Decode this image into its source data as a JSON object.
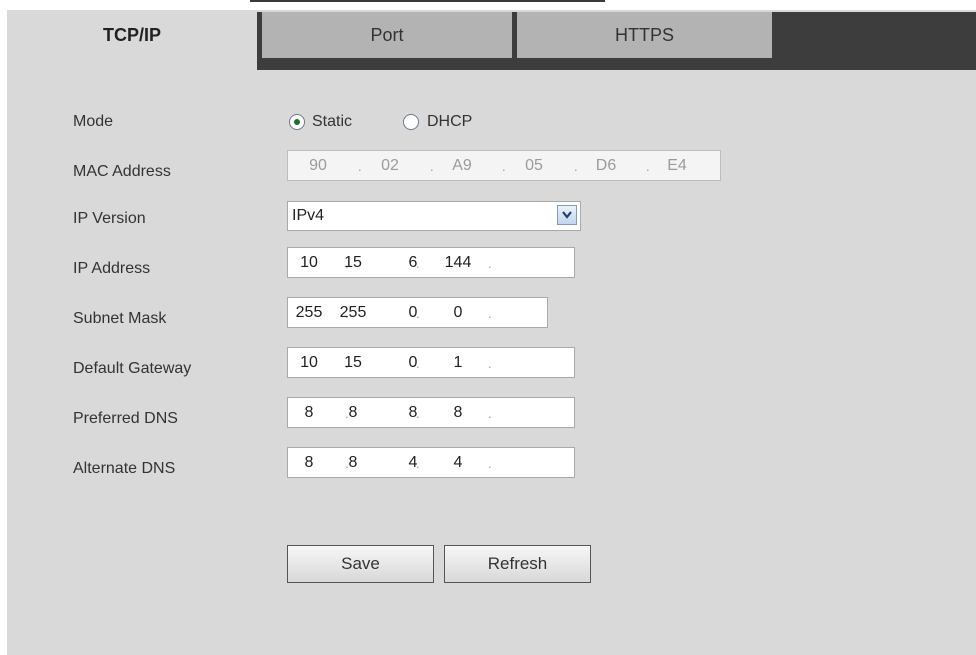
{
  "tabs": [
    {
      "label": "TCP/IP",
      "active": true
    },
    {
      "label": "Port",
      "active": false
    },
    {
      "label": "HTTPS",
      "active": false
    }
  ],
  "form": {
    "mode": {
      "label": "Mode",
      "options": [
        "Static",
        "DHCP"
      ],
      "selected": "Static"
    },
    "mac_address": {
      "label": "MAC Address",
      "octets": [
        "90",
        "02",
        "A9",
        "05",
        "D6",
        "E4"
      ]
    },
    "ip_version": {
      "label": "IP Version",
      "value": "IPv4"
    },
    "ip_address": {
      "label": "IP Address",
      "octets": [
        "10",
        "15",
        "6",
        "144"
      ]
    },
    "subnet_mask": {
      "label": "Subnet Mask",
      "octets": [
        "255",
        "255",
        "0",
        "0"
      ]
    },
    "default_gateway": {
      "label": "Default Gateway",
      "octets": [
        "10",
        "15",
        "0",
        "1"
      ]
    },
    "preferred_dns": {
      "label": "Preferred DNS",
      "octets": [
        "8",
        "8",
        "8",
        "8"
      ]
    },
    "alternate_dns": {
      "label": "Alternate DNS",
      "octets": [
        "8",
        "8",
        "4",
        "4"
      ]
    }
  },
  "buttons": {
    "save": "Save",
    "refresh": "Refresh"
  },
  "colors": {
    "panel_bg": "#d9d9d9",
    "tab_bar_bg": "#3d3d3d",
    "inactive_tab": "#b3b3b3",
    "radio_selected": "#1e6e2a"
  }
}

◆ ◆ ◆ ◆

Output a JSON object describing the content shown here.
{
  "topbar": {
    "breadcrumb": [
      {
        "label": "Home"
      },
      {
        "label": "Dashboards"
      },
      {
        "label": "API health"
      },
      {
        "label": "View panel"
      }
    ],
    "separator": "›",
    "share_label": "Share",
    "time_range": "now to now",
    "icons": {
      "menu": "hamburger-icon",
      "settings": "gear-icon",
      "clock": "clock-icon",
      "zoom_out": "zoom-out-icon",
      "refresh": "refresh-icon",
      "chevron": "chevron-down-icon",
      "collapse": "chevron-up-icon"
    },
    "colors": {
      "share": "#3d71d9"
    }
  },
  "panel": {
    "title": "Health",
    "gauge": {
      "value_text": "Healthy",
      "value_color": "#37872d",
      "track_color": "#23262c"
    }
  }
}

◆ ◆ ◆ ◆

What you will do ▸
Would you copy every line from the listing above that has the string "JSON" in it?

Task solution ▸
Decode this image into its source data as a JSON object.
Output a JSON object describing the content shown here.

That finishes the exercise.